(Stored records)
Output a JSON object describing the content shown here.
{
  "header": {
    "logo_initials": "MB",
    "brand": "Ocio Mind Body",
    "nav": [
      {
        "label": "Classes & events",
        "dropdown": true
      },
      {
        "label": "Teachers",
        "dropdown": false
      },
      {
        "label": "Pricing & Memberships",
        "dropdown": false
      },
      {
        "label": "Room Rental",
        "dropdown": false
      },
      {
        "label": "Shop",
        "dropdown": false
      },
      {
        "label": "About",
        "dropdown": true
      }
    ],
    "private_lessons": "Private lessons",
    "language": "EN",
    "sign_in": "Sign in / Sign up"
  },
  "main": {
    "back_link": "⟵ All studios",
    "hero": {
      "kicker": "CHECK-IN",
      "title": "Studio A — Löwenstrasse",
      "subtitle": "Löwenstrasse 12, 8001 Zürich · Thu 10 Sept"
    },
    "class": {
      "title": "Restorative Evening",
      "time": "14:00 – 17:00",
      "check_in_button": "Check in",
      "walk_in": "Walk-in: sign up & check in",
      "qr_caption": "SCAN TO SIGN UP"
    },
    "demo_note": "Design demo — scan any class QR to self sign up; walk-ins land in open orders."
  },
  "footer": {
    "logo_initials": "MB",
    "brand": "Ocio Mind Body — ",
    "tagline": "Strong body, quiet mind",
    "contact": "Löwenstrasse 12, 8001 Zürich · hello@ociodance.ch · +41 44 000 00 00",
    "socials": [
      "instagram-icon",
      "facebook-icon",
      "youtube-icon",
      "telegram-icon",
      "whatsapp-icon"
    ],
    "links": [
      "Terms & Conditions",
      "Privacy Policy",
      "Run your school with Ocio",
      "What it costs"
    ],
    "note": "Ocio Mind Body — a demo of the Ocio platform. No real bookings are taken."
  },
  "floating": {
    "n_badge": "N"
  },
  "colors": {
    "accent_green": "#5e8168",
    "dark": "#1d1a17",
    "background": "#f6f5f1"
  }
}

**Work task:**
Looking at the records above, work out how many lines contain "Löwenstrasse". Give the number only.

**Task response:**
3